For my upcoming evaluation, I put together an updated CV. On the off chance that it might interest someone, here it is.
Well, it’s not just an exersize in narcissism. I really struggled to figure out how to divide up the various kinds of projects I have been working on, in the “Scholarship” section. I settled on the following.
- Book chapter (peer reviewed)
- Edited works. Includes my digital republication of the Origin of Species.
- Invited lecture.
- “Evolution Resources” column in Evolution: Education and Outreach.
- Book reviews.
- Web presence. Blogs, twitter.
- Development. I am the BibDesk release engineer. Lapsed, apparently. Seriously, though, I will get to the next release soon.
- Computing. Applications, including svn, Emacs, other development tools.
I have no idea what this will mean to the Dean, the Provost, or the evaluation committee. Nor will I find out, either, except by way of a “thumbs up” or “thumbs down.”
It’s important to differentiate these different kinds of works according to their nature and purpose, rather than lumping them together as “web publications” or “software.” Look, we don’t put journal articles, posters, and books in the same category because they are all printed materials (or at least, used to be). In fact, some of the digital works do more or less the same thing as their print analogs, for instance, bibliographies. Whether in print or in the form of a BibTeX database, a collection of bibliographic records serve the same essential functions.
One thing that is clear, whatever other confusions there may be, is that I need to publish papers in the usual places, peer-reviewed periodicals, whether online or in any other form.
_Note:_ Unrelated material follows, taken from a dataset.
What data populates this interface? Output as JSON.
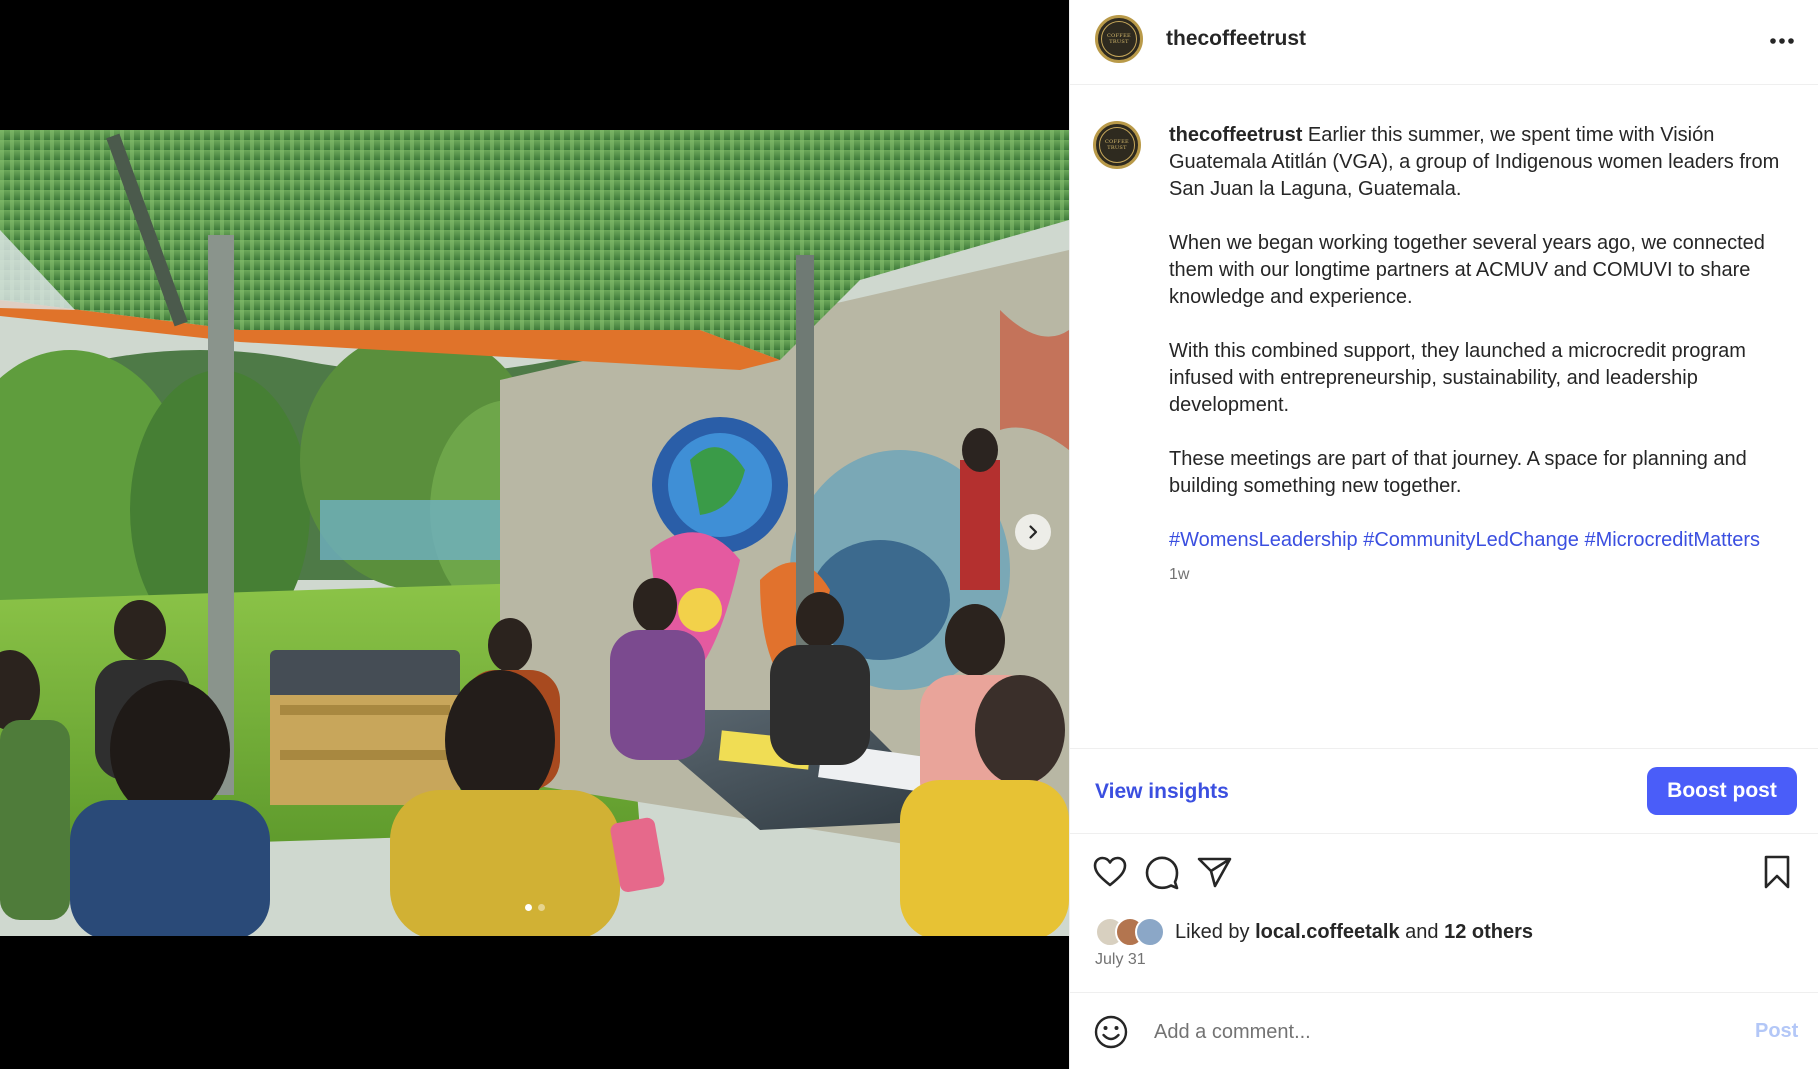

I’d be interested to hear about how other people in the Humanities working on digital projects have represented them to their administrators.